### TASK GOAL
Leave out the pictures and print the rest of the entries exactly as they stand.

### THE DATA
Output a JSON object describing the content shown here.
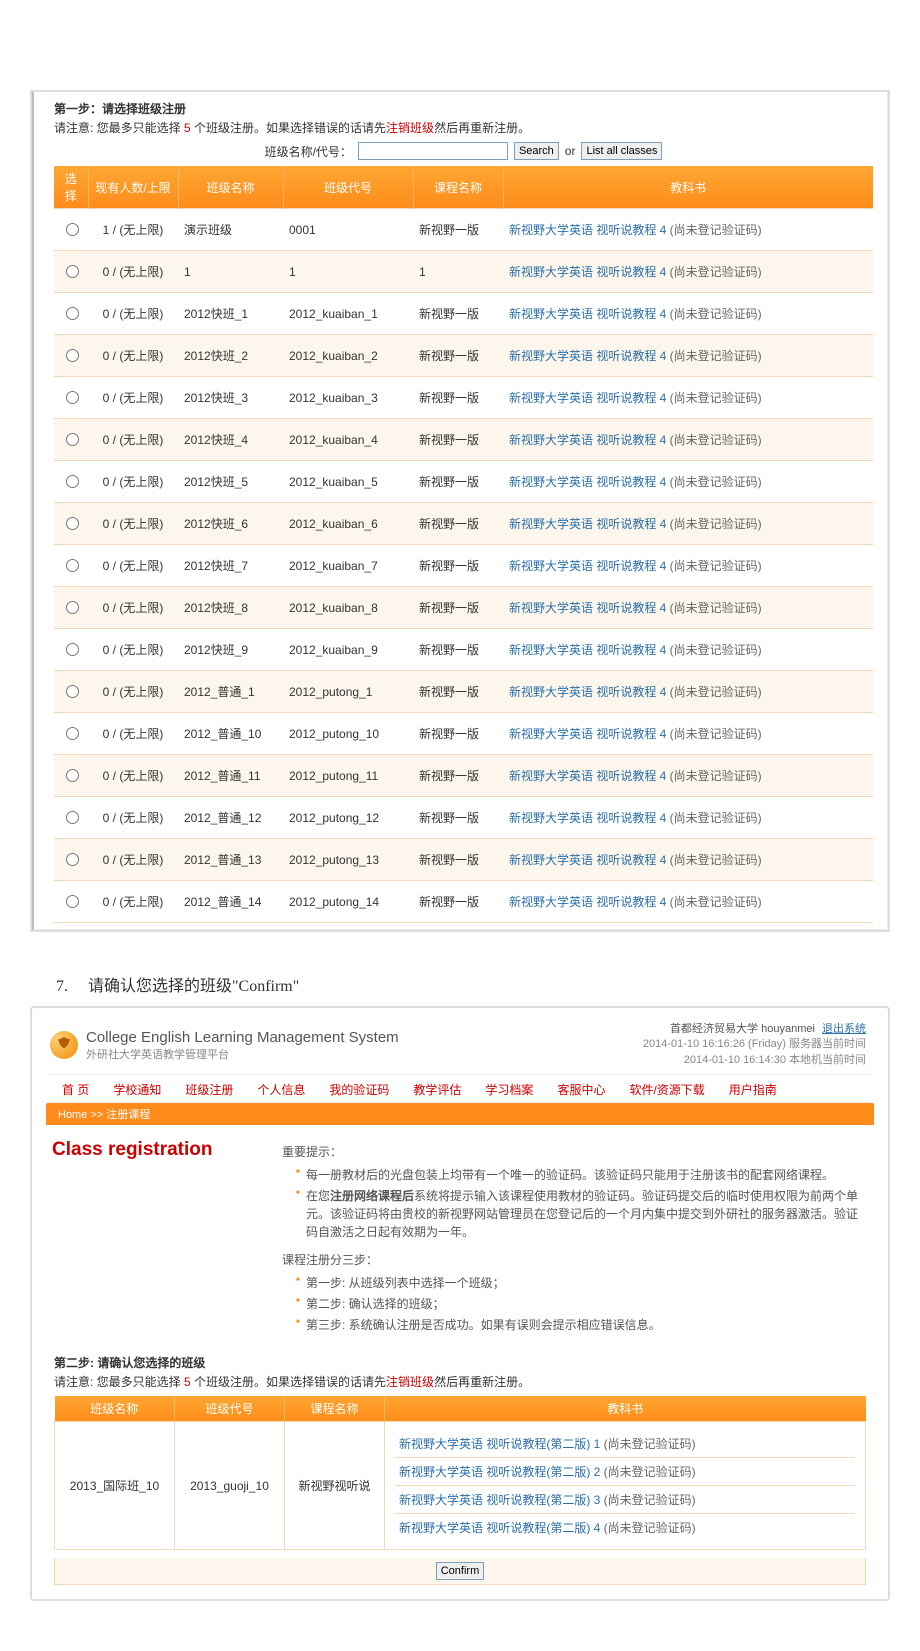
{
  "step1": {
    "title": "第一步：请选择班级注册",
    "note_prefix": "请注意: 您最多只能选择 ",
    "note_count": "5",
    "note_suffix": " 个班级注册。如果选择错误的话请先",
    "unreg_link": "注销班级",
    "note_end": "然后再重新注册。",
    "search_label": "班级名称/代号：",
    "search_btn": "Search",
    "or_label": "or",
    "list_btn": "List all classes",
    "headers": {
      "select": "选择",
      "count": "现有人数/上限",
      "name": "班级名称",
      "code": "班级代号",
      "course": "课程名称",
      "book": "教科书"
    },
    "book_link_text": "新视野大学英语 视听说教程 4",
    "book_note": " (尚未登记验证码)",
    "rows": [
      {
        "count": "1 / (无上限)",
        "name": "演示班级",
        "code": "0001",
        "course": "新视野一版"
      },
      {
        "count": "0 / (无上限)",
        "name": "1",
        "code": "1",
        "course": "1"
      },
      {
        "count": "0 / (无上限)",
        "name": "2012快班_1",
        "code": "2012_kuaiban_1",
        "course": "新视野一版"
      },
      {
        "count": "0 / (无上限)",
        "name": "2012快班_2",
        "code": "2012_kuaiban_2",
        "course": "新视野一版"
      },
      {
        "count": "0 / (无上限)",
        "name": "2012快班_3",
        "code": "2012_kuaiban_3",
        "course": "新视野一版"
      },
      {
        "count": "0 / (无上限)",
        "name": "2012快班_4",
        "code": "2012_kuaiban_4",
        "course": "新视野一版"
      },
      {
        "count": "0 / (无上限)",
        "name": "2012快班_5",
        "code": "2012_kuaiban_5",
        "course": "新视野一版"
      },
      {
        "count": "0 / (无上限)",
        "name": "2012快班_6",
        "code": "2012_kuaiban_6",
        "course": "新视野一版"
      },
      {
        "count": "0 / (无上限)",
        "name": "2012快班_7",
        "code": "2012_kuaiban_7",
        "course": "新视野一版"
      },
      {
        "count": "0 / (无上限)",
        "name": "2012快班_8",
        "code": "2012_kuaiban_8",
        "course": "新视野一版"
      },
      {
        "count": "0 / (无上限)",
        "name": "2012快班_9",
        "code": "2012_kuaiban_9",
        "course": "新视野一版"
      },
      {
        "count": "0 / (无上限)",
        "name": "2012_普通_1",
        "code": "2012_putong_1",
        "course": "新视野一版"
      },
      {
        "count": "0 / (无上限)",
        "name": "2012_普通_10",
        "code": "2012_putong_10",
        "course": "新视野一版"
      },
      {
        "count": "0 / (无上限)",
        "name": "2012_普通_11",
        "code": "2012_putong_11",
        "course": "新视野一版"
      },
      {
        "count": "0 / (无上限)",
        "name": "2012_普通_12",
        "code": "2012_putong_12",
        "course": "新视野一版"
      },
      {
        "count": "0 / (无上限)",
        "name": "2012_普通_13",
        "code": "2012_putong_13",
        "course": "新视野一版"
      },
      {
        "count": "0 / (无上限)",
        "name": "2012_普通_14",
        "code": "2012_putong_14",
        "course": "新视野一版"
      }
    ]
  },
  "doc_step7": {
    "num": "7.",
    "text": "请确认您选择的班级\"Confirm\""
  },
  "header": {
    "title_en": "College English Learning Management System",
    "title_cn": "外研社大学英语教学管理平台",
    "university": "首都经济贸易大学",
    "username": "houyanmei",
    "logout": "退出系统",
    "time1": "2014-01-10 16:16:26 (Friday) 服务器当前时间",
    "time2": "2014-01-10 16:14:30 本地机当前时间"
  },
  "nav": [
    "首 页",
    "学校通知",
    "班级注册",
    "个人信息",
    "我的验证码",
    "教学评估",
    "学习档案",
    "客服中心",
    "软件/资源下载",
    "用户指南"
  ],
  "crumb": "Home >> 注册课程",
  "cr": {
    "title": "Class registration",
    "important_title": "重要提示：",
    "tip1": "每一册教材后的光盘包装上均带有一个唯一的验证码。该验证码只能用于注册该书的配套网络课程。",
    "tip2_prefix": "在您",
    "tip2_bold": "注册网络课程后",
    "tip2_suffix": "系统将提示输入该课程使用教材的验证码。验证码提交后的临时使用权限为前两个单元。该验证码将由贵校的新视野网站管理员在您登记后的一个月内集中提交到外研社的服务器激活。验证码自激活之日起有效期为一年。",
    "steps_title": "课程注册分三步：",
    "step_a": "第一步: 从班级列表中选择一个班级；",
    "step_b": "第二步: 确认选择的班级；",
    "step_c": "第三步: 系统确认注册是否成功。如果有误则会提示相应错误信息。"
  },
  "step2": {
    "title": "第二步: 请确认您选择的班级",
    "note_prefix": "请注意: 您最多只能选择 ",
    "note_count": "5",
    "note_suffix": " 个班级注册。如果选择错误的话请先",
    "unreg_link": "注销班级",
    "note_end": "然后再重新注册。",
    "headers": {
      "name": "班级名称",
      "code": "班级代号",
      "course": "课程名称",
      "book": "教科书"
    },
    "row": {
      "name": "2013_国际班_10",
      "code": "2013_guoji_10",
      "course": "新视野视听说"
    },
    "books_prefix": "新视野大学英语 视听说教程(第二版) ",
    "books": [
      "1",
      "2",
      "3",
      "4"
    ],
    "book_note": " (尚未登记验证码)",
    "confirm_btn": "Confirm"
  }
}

### ANSWER BELOW
Output a JSON object describing the content shown here.
{
  "step1": {
    "title": "第一步：请选择班级注册",
    "note_prefix": "请注意: 您最多只能选择 ",
    "note_count": "5",
    "note_suffix": " 个班级注册。如果选择错误的话请先",
    "unreg_link": "注销班级",
    "note_end": "然后再重新注册。",
    "search_label": "班级名称/代号：",
    "search_btn": "Search",
    "or_label": "or",
    "list_btn": "List all classes",
    "headers": {
      "select": "选择",
      "count": "现有人数/上限",
      "name": "班级名称",
      "code": "班级代号",
      "course": "课程名称",
      "book": "教科书"
    },
    "book_link_text": "新视野大学英语 视听说教程 4",
    "book_note": " (尚未登记验证码)",
    "rows": [
      {
        "count": "1 / (无上限)",
        "name": "演示班级",
        "code": "0001",
        "course": "新视野一版"
      },
      {
        "count": "0 / (无上限)",
        "name": "1",
        "code": "1",
        "course": "1"
      },
      {
        "count": "0 / (无上限)",
        "name": "2012快班_1",
        "code": "2012_kuaiban_1",
        "course": "新视野一版"
      },
      {
        "count": "0 / (无上限)",
        "name": "2012快班_2",
        "code": "2012_kuaiban_2",
        "course": "新视野一版"
      },
      {
        "count": "0 / (无上限)",
        "name": "2012快班_3",
        "code": "2012_kuaiban_3",
        "course": "新视野一版"
      },
      {
        "count": "0 / (无上限)",
        "name": "2012快班_4",
        "code": "2012_kuaiban_4",
        "course": "新视野一版"
      },
      {
        "count": "0 / (无上限)",
        "name": "2012快班_5",
        "code": "2012_kuaiban_5",
        "course": "新视野一版"
      },
      {
        "count": "0 / (无上限)",
        "name": "2012快班_6",
        "code": "2012_kuaiban_6",
        "course": "新视野一版"
      },
      {
        "count": "0 / (无上限)",
        "name": "2012快班_7",
        "code": "2012_kuaiban_7",
        "course": "新视野一版"
      },
      {
        "count": "0 / (无上限)",
        "name": "2012快班_8",
        "code": "2012_kuaiban_8",
        "course": "新视野一版"
      },
      {
        "count": "0 / (无上限)",
        "name": "2012快班_9",
        "code": "2012_kuaiban_9",
        "course": "新视野一版"
      },
      {
        "count": "0 / (无上限)",
        "name": "2012_普通_1",
        "code": "2012_putong_1",
        "course": "新视野一版"
      },
      {
        "count": "0 / (无上限)",
        "name": "2012_普通_10",
        "code": "2012_putong_10",
        "course": "新视野一版"
      },
      {
        "count": "0 / (无上限)",
        "name": "2012_普通_11",
        "code": "2012_putong_11",
        "course": "新视野一版"
      },
      {
        "count": "0 / (无上限)",
        "name": "2012_普通_12",
        "code": "2012_putong_12",
        "course": "新视野一版"
      },
      {
        "count": "0 / (无上限)",
        "name": "2012_普通_13",
        "code": "2012_putong_13",
        "course": "新视野一版"
      },
      {
        "count": "0 / (无上限)",
        "name": "2012_普通_14",
        "code": "2012_putong_14",
        "course": "新视野一版"
      }
    ]
  },
  "doc_step7": {
    "num": "7.",
    "text": "请确认您选择的班级\"Confirm\""
  },
  "header": {
    "title_en": "College English Learning Management System",
    "title_cn": "外研社大学英语教学管理平台",
    "university": "首都经济贸易大学",
    "username": "houyanmei",
    "logout": "退出系统",
    "time1": "2014-01-10 16:16:26 (Friday) 服务器当前时间",
    "time2": "2014-01-10 16:14:30 本地机当前时间"
  },
  "nav": [
    "首 页",
    "学校通知",
    "班级注册",
    "个人信息",
    "我的验证码",
    "教学评估",
    "学习档案",
    "客服中心",
    "软件/资源下载",
    "用户指南"
  ],
  "crumb": "Home >> 注册课程",
  "cr": {
    "title": "Class registration",
    "important_title": "重要提示：",
    "tip1": "每一册教材后的光盘包装上均带有一个唯一的验证码。该验证码只能用于注册该书的配套网络课程。",
    "tip2_prefix": "在您",
    "tip2_bold": "注册网络课程后",
    "tip2_suffix": "系统将提示输入该课程使用教材的验证码。验证码提交后的临时使用权限为前两个单元。该验证码将由贵校的新视野网站管理员在您登记后的一个月内集中提交到外研社的服务器激活。验证码自激活之日起有效期为一年。",
    "steps_title": "课程注册分三步：",
    "step_a": "第一步: 从班级列表中选择一个班级；",
    "step_b": "第二步: 确认选择的班级；",
    "step_c": "第三步: 系统确认注册是否成功。如果有误则会提示相应错误信息。"
  },
  "step2": {
    "title": "第二步: 请确认您选择的班级",
    "note_prefix": "请注意: 您最多只能选择 ",
    "note_count": "5",
    "note_suffix": " 个班级注册。如果选择错误的话请先",
    "unreg_link": "注销班级",
    "note_end": "然后再重新注册。",
    "headers": {
      "name": "班级名称",
      "code": "班级代号",
      "course": "课程名称",
      "book": "教科书"
    },
    "row": {
      "name": "2013_国际班_10",
      "code": "2013_guoji_10",
      "course": "新视野视听说"
    },
    "books_prefix": "新视野大学英语 视听说教程(第二版) ",
    "books": [
      "1",
      "2",
      "3",
      "4"
    ],
    "book_note": " (尚未登记验证码)",
    "confirm_btn": "Confirm"
  }
}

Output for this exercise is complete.